Invisible is the third book in a series of companion novels. I have read both the first and second books (Awkward and Decked with Holly) and ended up really enjoying Awkward and liking Decked with Holly. In terms of how much I like Invisible, it would have to be between both Awkward and Decked with Holly. These books each talk about a different person that was usually a secondary if not just a one scene character in the previous books. Jane Smith is the best friend of the main character from Awkward.. I honestly never paid any attention to her in Awkward but right now she's center stage. My problem with her is that she was very whiny. Yes her friend is now famous (youtube sensation actually) while her other friend is dating a star (think one of the boys in One Direction). So she feels left out.. I do understand her feelings as if she no longer matters in her friends' life equation. However Jane also has other problems, one named the school's newspaper while the other is Scott, the know it all who she thought was her friend but backstabbed her the first chance he got to be part of the popular crowd (yup, misunderstanding alert!). I personally felt that the plot was lacking in comparison to the other two novels.. the whole point was Jane trying to secure a writing instead of an editing position at the newspaper along with her insecurities towards her friends and Scott. I wished we got more development from Jane, as well as see her grow into someone who doesn't depend so much on her friends. This book contains tons of misunderstandings, so be aware of that. They are the kind of misunderstandings that basically ruin friendships as well as relationships. Character wise, I really disliked Mackenzie's behavior (main character in Awkward). However I really liked Scott, all of Scott, with his smugness, know it all attitude, and the banter between him and Jane. I really liked the growing friendship which later, much later, turned into a relationship. A lot of scenes were pretty funny, especially from Jane's voice. She is a fire cracker so everything sets her off. It was quite funny seeing how she tolerated Scott as well as her relationship with the bookstore owner, her part time job boss, and her very weird relationship with Chelsea, the Queen Bee of the school. Chelsea is the typical popular girl however her character changes dramatically so I am quite excited to read the next novel from Marni Bates, which puts Chelsea in the spotlight this time. This book was great as a fun and light read, and I definitely recommend the whole series to contemporary fans in need of a light read!

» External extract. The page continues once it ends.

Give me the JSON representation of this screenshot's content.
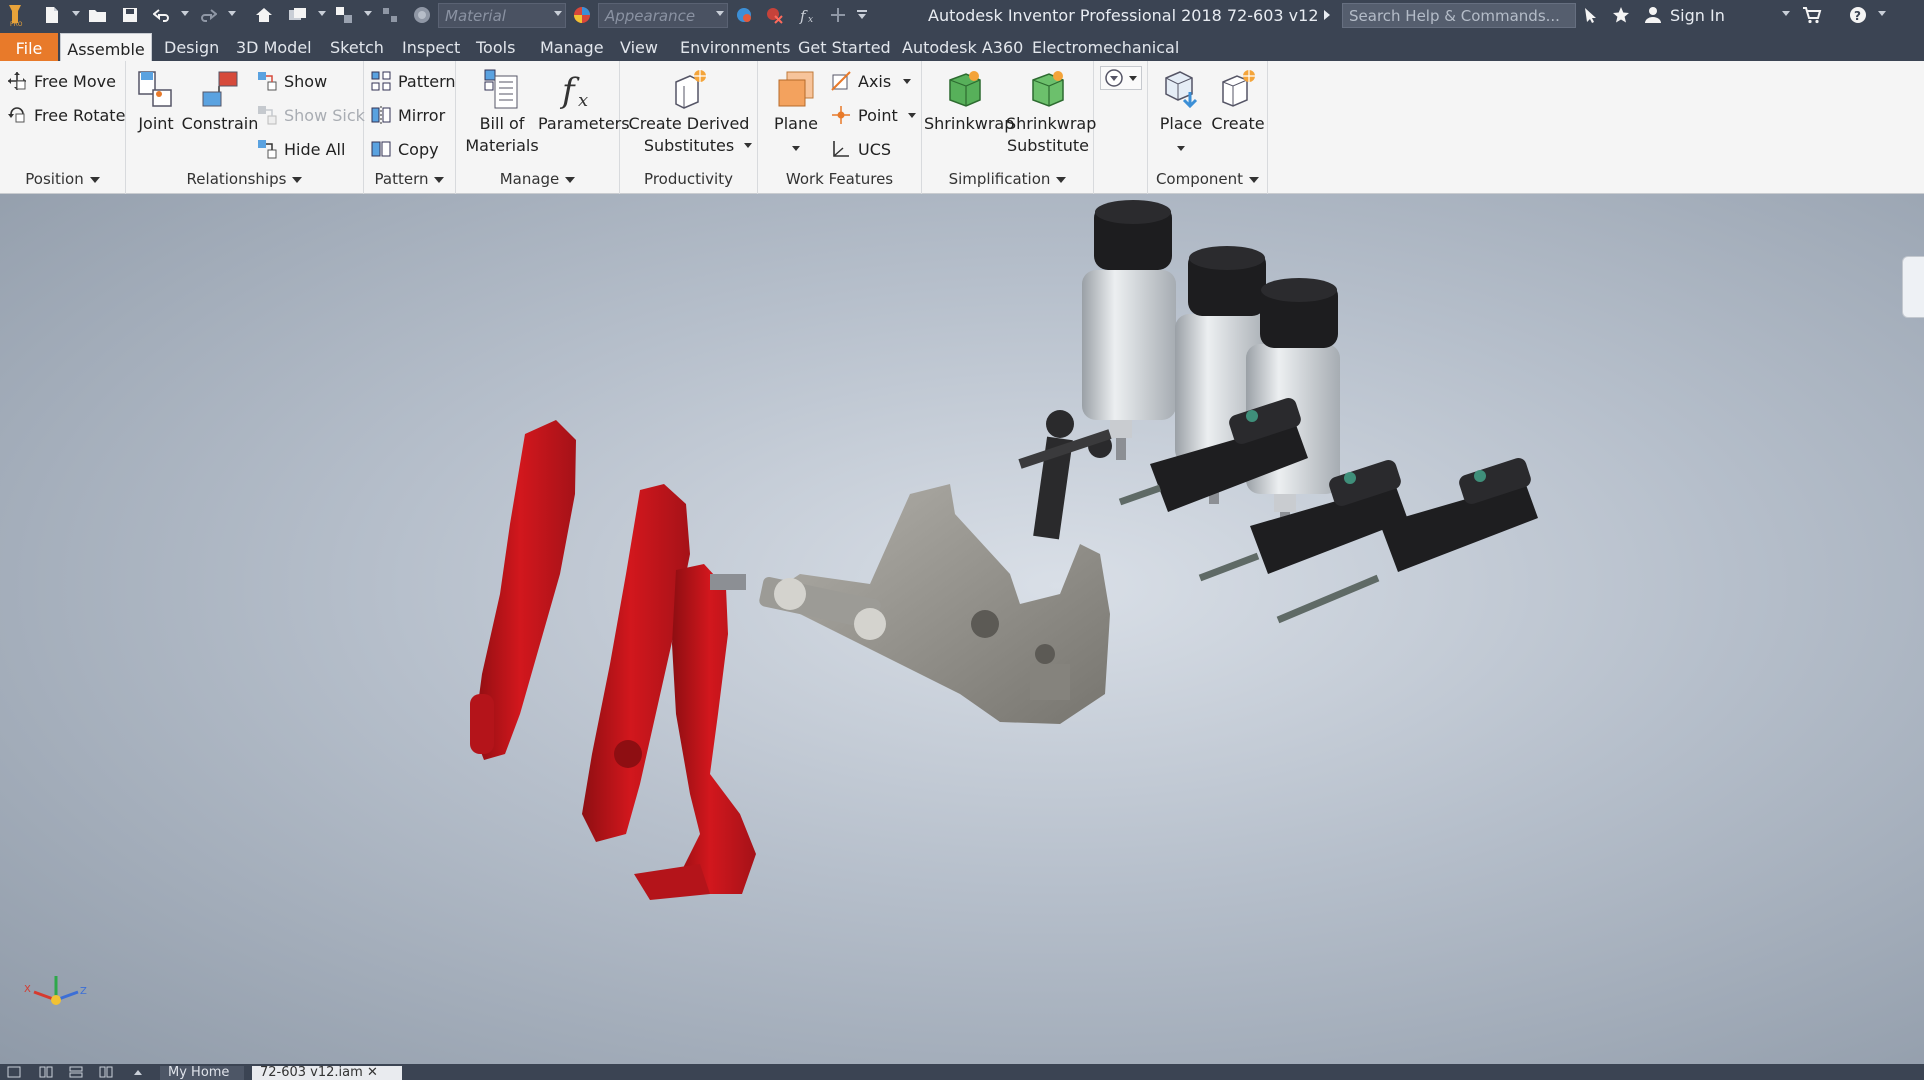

Marni Bates does it again! The next installment of the Smith High series, INVISIBLE does not disappoint. It was the perfect mix of teen drama, romance and that zany wit Bates has become known for. The large cast of characters are all deeply developed and come alive on the page, making this a one-sitting, can’t-put-it-down book. It was refreshing to read a YA that is on the lighter side and can make me laugh, but still manages to pack an emotional punch with well-developed story lines and character struggles. I am dying to read more about Chelsea, so I can't wait for the next book in the series!